[Data records for software interfaces]
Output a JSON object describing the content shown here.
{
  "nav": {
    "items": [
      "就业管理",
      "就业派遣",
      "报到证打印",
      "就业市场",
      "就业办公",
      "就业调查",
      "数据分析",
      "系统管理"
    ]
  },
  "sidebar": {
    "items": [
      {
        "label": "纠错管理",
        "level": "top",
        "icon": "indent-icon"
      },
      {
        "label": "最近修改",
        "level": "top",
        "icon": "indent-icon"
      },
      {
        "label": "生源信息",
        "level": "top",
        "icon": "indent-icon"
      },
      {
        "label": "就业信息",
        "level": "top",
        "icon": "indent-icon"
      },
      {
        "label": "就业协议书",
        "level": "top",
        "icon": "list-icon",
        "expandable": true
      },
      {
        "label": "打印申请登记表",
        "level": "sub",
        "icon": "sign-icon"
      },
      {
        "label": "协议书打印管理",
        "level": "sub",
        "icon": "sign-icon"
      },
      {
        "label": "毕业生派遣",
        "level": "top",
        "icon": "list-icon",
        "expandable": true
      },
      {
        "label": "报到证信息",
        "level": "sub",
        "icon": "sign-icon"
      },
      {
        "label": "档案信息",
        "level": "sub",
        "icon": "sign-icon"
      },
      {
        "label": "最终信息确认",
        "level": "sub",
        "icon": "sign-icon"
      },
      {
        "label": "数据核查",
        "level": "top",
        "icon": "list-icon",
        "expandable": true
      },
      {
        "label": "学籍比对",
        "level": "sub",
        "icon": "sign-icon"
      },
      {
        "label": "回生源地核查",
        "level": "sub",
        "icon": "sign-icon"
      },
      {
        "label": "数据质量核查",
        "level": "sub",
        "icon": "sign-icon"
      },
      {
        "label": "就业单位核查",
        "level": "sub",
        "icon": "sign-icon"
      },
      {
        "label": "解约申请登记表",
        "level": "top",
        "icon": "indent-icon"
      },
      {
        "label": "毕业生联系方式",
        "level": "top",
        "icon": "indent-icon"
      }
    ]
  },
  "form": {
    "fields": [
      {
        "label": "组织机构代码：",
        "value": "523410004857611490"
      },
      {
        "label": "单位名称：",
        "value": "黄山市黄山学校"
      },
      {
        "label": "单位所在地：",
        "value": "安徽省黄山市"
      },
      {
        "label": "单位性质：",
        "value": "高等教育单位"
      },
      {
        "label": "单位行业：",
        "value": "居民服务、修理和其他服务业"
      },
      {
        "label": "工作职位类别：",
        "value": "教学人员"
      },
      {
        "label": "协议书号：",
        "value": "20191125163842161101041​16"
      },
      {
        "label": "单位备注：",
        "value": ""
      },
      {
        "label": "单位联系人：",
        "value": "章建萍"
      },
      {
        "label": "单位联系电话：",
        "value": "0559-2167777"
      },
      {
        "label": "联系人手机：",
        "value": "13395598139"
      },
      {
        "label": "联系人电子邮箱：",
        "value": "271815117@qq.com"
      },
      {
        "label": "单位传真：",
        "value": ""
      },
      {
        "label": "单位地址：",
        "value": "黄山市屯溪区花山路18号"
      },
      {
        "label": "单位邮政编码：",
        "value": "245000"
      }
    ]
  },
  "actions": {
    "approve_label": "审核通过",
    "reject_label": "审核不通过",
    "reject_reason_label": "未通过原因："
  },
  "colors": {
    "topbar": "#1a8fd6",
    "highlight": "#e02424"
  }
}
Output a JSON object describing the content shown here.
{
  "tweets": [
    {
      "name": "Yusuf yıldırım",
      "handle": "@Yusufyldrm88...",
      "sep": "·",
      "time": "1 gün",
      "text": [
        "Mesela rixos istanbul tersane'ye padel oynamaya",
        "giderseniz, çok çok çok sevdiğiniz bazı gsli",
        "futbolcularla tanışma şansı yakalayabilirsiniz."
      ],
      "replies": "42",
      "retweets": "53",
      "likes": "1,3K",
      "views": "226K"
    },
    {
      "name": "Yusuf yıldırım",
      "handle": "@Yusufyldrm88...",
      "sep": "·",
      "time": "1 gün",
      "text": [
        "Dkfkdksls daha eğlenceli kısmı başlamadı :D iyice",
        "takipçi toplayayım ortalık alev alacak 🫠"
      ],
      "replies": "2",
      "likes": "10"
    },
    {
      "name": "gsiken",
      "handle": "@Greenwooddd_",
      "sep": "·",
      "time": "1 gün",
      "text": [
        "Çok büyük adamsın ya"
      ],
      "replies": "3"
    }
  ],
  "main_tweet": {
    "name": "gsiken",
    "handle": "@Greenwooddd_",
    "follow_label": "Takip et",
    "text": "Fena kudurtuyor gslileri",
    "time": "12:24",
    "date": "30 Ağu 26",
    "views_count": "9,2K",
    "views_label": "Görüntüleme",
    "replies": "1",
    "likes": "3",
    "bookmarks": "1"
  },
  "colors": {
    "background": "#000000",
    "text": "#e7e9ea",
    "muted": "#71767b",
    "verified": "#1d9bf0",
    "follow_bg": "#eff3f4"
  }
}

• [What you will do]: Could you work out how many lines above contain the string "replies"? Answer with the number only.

• [Solution to this problem]: 4